*WHAT THE TASK ASKS*: Those lines of the data that hold the word "JSON" are to be copied out.

*DATA FOR THIS EXERCISE*:
-*-

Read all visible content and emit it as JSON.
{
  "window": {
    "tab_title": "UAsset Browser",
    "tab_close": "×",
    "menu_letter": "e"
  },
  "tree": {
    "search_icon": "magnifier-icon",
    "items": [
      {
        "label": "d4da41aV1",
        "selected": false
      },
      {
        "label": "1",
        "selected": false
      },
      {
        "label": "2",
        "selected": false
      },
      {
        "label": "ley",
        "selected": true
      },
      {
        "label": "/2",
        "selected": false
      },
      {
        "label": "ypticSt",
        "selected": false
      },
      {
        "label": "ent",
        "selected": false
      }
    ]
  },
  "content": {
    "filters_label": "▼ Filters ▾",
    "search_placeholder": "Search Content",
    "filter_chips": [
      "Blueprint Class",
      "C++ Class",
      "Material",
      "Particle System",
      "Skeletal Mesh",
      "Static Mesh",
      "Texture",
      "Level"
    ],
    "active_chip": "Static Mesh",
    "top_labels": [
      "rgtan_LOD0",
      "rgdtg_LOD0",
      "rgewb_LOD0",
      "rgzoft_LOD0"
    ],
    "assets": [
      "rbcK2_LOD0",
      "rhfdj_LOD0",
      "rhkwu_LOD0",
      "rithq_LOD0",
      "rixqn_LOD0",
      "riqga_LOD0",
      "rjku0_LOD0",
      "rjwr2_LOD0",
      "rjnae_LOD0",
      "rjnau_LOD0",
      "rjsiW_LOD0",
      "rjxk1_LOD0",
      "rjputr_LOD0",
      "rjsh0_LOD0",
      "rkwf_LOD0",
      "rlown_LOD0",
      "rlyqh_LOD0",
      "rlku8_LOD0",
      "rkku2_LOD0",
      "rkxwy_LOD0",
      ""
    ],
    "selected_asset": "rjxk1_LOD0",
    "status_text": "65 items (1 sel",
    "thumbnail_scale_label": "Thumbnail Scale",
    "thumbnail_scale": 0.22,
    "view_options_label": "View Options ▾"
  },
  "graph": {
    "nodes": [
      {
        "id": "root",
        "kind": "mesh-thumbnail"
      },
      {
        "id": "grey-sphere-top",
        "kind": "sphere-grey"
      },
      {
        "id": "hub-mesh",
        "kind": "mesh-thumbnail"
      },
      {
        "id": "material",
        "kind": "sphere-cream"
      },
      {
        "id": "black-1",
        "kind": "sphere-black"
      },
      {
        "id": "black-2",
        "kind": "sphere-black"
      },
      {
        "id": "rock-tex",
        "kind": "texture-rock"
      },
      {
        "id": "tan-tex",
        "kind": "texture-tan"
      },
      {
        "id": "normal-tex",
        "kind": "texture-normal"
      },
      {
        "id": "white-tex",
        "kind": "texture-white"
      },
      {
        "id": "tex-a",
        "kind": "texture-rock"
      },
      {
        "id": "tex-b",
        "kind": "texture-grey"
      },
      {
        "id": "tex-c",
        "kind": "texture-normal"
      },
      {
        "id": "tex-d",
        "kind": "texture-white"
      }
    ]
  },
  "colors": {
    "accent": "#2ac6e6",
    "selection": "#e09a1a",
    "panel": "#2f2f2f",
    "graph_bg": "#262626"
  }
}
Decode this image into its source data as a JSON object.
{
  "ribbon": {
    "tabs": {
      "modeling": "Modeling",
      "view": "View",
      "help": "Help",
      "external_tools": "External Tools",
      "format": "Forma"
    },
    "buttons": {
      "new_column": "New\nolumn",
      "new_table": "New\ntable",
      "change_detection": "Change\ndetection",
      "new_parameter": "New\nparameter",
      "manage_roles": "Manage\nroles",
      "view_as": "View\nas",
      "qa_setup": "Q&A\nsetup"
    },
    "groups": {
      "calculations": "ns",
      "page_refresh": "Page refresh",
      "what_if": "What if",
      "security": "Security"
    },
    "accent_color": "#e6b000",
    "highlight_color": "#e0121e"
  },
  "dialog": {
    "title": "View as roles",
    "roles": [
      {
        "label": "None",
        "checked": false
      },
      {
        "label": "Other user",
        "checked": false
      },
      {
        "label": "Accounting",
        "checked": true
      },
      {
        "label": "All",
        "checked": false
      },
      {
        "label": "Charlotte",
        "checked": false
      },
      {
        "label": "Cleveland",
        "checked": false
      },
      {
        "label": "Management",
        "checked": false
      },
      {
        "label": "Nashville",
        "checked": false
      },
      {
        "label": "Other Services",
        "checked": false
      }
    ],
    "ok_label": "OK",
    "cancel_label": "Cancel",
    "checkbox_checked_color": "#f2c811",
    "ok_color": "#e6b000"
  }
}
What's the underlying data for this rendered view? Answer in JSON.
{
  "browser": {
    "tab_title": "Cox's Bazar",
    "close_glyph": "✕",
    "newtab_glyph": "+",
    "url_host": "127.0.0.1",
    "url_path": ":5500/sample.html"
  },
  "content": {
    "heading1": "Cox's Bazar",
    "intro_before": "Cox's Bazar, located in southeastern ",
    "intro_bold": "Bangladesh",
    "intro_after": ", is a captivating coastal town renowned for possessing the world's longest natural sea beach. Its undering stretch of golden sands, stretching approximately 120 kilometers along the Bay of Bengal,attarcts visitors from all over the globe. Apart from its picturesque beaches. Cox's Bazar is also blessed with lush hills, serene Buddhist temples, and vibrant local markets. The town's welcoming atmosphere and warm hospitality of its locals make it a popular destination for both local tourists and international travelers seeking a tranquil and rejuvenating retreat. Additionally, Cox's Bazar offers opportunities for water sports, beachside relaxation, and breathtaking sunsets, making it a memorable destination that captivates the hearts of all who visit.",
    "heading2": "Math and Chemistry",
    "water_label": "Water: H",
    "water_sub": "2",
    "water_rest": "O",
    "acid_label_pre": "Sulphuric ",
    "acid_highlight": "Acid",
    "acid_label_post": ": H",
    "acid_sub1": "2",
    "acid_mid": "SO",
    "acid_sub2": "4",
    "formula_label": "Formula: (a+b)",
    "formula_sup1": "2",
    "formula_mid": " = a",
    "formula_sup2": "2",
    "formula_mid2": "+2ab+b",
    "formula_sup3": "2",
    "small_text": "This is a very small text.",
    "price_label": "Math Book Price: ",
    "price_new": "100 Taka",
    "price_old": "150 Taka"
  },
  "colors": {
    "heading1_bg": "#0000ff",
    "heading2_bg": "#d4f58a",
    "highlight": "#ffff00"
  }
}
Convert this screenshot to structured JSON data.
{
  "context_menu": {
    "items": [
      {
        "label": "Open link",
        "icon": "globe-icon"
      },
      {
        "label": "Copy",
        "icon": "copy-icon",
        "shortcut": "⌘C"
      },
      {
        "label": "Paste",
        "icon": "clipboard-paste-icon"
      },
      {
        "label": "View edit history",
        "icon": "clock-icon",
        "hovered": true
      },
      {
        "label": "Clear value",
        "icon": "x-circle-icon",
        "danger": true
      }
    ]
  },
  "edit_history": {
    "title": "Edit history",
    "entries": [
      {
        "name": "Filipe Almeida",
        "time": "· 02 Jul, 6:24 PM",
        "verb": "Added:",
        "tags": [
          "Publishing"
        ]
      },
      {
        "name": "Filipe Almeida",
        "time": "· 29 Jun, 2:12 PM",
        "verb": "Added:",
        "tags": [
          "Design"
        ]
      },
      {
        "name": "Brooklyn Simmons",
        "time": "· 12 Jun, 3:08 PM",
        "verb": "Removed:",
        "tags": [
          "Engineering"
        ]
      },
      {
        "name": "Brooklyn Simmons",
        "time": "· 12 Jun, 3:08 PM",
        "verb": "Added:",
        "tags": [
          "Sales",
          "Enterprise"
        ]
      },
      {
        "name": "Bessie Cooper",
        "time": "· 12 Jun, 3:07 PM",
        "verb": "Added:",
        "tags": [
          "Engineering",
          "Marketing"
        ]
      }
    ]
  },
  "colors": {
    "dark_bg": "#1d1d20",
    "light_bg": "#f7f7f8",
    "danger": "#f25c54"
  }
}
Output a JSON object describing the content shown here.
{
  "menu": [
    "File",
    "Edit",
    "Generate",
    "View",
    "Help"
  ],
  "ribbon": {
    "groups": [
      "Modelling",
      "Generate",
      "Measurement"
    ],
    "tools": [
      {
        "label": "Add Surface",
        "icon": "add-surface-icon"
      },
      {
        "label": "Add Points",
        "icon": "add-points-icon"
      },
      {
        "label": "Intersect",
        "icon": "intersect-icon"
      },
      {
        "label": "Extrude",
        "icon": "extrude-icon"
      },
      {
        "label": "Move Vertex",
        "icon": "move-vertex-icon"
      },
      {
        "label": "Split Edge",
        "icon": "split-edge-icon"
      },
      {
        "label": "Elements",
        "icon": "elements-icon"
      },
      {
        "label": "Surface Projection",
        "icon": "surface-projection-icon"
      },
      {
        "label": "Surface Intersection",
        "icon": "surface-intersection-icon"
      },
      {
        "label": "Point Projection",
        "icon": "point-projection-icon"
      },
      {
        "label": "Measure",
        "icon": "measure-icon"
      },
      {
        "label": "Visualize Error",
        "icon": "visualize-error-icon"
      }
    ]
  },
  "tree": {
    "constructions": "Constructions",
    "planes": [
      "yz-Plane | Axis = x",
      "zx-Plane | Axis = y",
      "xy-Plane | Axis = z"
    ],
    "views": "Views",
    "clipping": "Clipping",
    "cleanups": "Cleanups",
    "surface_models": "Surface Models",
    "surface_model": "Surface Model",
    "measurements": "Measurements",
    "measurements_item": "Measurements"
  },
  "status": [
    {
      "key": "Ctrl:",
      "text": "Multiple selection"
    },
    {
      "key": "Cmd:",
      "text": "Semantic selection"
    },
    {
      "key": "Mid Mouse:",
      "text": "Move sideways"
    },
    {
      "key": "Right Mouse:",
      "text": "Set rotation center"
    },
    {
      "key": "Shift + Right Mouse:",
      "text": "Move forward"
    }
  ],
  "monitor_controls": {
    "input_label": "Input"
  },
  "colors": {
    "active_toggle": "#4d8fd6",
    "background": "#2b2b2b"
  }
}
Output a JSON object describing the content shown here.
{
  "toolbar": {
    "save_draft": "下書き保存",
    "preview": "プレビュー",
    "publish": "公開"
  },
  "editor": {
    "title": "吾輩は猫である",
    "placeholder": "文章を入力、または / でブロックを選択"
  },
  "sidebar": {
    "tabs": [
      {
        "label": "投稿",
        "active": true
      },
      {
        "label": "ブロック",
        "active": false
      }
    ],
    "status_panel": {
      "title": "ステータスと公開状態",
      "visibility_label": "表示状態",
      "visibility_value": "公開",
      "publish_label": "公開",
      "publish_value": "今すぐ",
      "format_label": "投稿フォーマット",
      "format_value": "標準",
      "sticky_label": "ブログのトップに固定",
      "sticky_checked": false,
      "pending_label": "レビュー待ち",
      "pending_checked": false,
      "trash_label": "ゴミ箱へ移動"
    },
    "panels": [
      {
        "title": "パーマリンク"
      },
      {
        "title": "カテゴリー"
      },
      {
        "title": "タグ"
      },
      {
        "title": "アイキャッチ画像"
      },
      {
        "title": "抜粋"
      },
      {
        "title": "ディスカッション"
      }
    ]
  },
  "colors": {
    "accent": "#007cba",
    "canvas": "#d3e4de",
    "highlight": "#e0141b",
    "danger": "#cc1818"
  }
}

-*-

*RESPONSE FOR THIS EXERCISE*:
Read all visible content and emit it as JSON.
Decode this image into its source data as a JSON object.
What's the underlying data for this rendered view? Answer in JSON.
Convert this screenshot to structured JSON data.
Output a JSON object describing the content shown here.
Output a JSON object describing the content shown here.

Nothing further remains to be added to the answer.